What may strike the audience as they walk through the exhibition is the line that runs all the way around the gallery’s white walls, literally connecting the pieces displayed. This line encourages the viewer to make connections between the pieces, find common themes and acknowledge the curators’ act of selection.
An eye-catching photo by Léo Corrêa hangs like a tapestry in the centre of a wall. It shows the Benegó meteorite, surrounded by the devastation caused by the fire, which destroyed most of the National Museum of Brazil in September 2018. It is one of the few remaining artefacts from this event. Despite the rubble and plaster busying the image, the photo is sombre and quiet, creating a melancholic contemplative tone. The damage of the fire echoes the curators’ statement of purpose– “an attempt to hold on to the complicated beauty of life when the fire has erupted.” Here, the statement is literal. The photo asks: how does such a fire mobilize our unconscious?
Next to the Benegó meteorite is a photo of Generosa Maria, taken by Virginia de Medeiros. Generosa explains: “as a black, bisexual woman from the periphery, I turned myself into a political body, inspired by the activism of many other women.” Her political consciousness, she continues, saved her from ignorance, a kind of ignorance that leads us to endure rather than take action.
There is a notable theme of communication and language in the space. A four-year-old’s drawing is hung on the wall. He used it to explain his father’s clinical depression. He thought “that a sad bee sneaked into his body and is stinging him from the inside out.” He found his own language to communicate the invisibility of mental illness.
‘In my Language,’ is video by artist Amanda Baggs. She moved through the space—smelling, tasting, touching—with a voice generator speaking overtop. She requests that the viewer consider that a person’s inability to speak is not an inability to communicate; it is perhaps an inability of able-bodied people to listen. Baggs is diagnosed with a range of disabilities and considers her native language to be other than that of the standard English language she was taught growing up. She says: “people like me are only taken seriously if we learn your language.” She highlights the limiting nature of a standard language, which often describes those who do not use it as “non-communicative.”
Mauricio Gatti, a young Uruguayan activist who was imprisoned in 1971, made a series of drawings to communicate with his three-year-old daughter about prison. They depicted animals being trapped by a hunter and taken to a zoo. The letters were turned into a book and used as a political tool, which is also featured in the exhibition.
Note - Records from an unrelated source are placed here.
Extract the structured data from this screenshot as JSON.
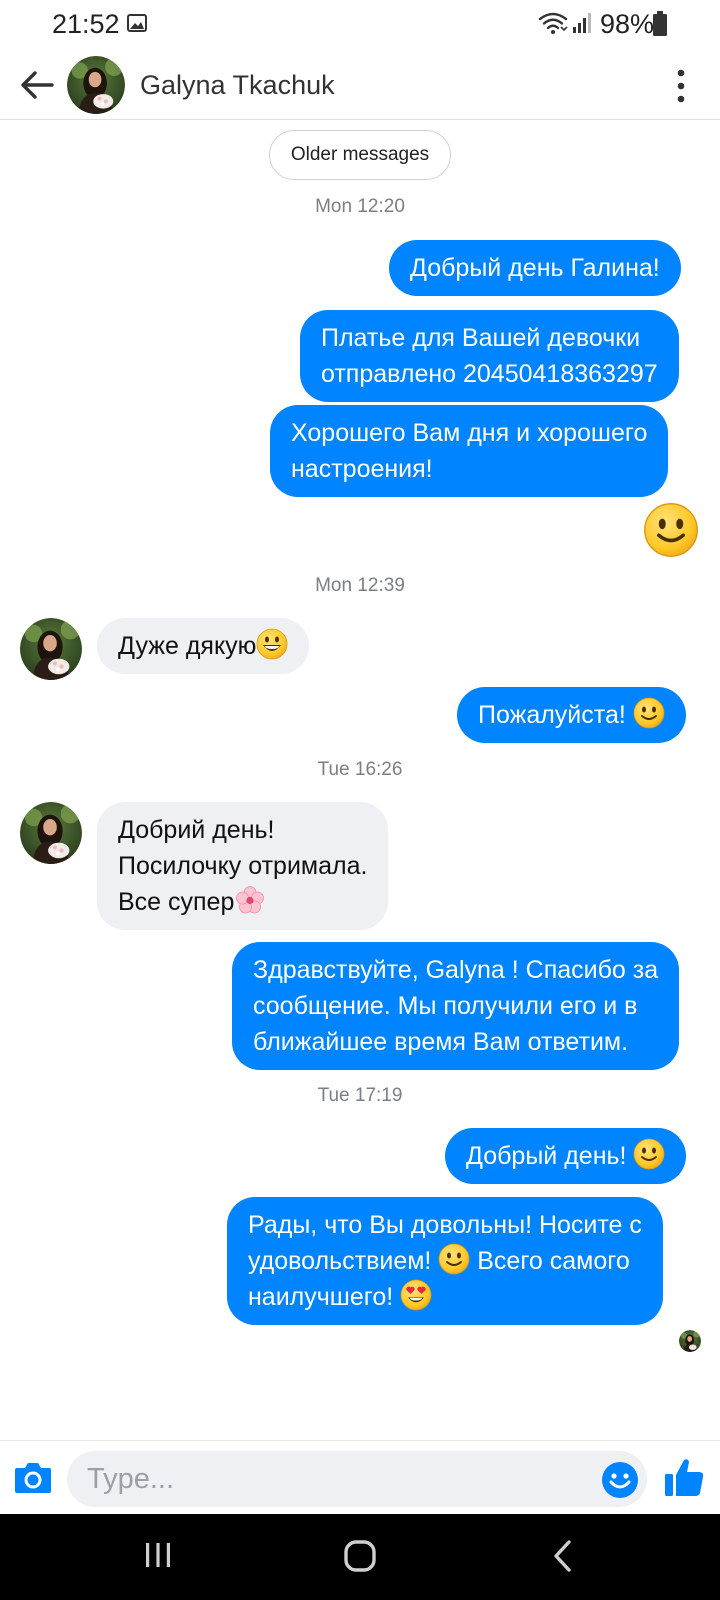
{
  "status_bar": {
    "time": "21:52",
    "battery": "98%"
  },
  "header": {
    "contact_name": "Galyna Tkachuk"
  },
  "older_messages_label": "Older messages",
  "thread": {
    "ts1": "Mon 12:20",
    "m1": "Добрый день Галина!",
    "m2_line1": "Платье для Вашей девочки",
    "m2_line2": "отправлено 20450418363297",
    "m3_line1": "Хорошего Вам дня  и хорошего",
    "m3_line2": "настроения!",
    "ts2": "Mon 12:39",
    "m4": "Дуже дякую",
    "m5": "Пожалуйста! ",
    "ts3": "Tue 16:26",
    "m6_line1": "Добрий день!",
    "m6_line2": "Посилочку отримала.",
    "m6_line3": "Все супер",
    "m7_line1": "Здравствуйте, Galyna ! Спасибо за",
    "m7_line2": "сообщение. Мы получили его и в",
    "m7_line3": "ближайшее время  Вам ответим.",
    "ts4": "Tue 17:19",
    "m8": "Добрый день! ",
    "m9_line1": "Рады, что Вы довольны!  Носите с",
    "m9_line2a": "удовольствием! ",
    "m9_line2b": "  Всего самого",
    "m9_line3": "наилучшего! "
  },
  "composer": {
    "placeholder": "Type..."
  },
  "icons": {
    "back": "back-arrow-icon",
    "more": "more-vertical-icon",
    "camera": "camera-icon",
    "emoji": "emoji-icon",
    "like": "thumbs-up-icon"
  },
  "colors": {
    "accent": "#0084ff",
    "incoming_bubble": "#eef0f3",
    "emoji_yellow": "#ffcc33"
  }
}
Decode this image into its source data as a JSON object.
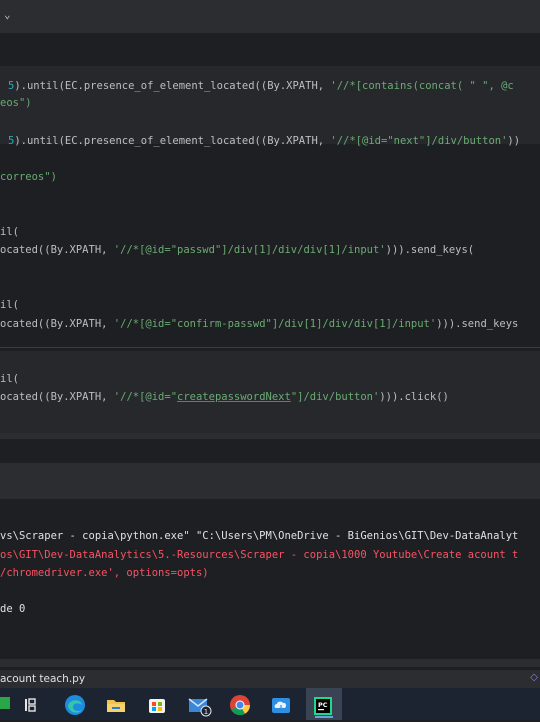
{
  "editor": {
    "lines": [
      {
        "id": "l1",
        "parts": [
          {
            "t": "5",
            "c": "num"
          },
          {
            "t": ").until(EC.presence_of_element_located((By.XPATH, "
          },
          {
            "t": "'//*[contains(concat( \" \", @c",
            "c": "str"
          }
        ]
      },
      {
        "id": "l2",
        "parts": [
          {
            "t": "eos\")",
            "c": "str"
          }
        ]
      },
      {
        "id": "l3",
        "parts": [
          {
            "t": "5",
            "c": "num"
          },
          {
            "t": ").until(EC.presence_of_element_located((By.XPATH, "
          },
          {
            "t": "'//*[@id=\"next\"]/div/button'",
            "c": "str"
          },
          {
            "t": "))"
          }
        ]
      },
      {
        "id": "l4",
        "parts": [
          {
            "t": "correos\")",
            "c": "str"
          }
        ]
      },
      {
        "id": "l5",
        "parts": [
          {
            "t": "il("
          }
        ]
      },
      {
        "id": "l6",
        "parts": [
          {
            "t": "ocated((By.XPATH, "
          },
          {
            "t": "'//*[@id=\"passwd\"]/div[1]/div/div[1]/input'",
            "c": "str"
          },
          {
            "t": "))).send_keys("
          }
        ]
      },
      {
        "id": "l7",
        "parts": [
          {
            "t": "il("
          }
        ]
      },
      {
        "id": "l8",
        "parts": [
          {
            "t": "ocated((By.XPATH, "
          },
          {
            "t": "'//*[@id=\"confirm-passwd\"]/div[1]/div/div[1]/input'",
            "c": "str"
          },
          {
            "t": "))).send_keys"
          }
        ]
      },
      {
        "id": "l9",
        "parts": [
          {
            "t": "il("
          }
        ]
      },
      {
        "id": "l10",
        "parts": [
          {
            "t": "ocated((By.XPATH, "
          },
          {
            "t": "'//*[@id=\"",
            "c": "str"
          },
          {
            "t": "createpasswordNext",
            "c": "str u"
          },
          {
            "t": "\"]/div/button'",
            "c": "str"
          },
          {
            "t": "))).click()"
          }
        ]
      }
    ]
  },
  "console": {
    "lines": [
      {
        "id": "c1",
        "text": "vs\\Scraper - copia\\python.exe\" \"C:\\Users\\PM\\OneDrive - BiGenios\\GIT\\Dev-DataAnalyt",
        "color": "#dfe1e5"
      },
      {
        "id": "c2",
        "text": "os\\GIT\\Dev-DataAnalytics\\5.-Resources\\Scraper - copia\\1000 Youtube\\Create acount t",
        "color": "#f75464"
      },
      {
        "id": "c3",
        "text": "/chromedriver.exe', options=opts)",
        "color": "#f75464"
      },
      {
        "id": "c4",
        "text": "de 0",
        "color": "#dfe1e5"
      }
    ]
  },
  "statusbar": {
    "file": "acount teach.py"
  },
  "taskbar": {
    "icons": [
      {
        "name": "task-view-icon"
      },
      {
        "name": "edge-icon"
      },
      {
        "name": "file-explorer-icon"
      },
      {
        "name": "microsoft-store-icon"
      },
      {
        "name": "mail-icon",
        "badge": "1"
      },
      {
        "name": "chrome-icon"
      },
      {
        "name": "cloud-app-icon"
      },
      {
        "name": "pycharm-icon"
      }
    ]
  },
  "colors": {
    "keyword_num": "#2aacb8",
    "string": "#6aab73",
    "text": "#bcbec4",
    "error": "#f75464",
    "bg": "#1e1f22",
    "taskbar": "#1c2431"
  }
}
They are still relevant, especially since today Gatti’s children’s generation faces a similar peril.
Among the rest of the works are pieces about Salvador Allende—the former President of Chile—and a book by German artistic research group Feministische Gesundheitsrecherchegruppe (Feminist Health Care Research Group). The pieces successfully convey the vision of the curators for the 11th Biennale and bring stories from the South, while engaging with stories from Berlin’s inhabitants. It is an empathetic, engaged and socially-conscious exhibition.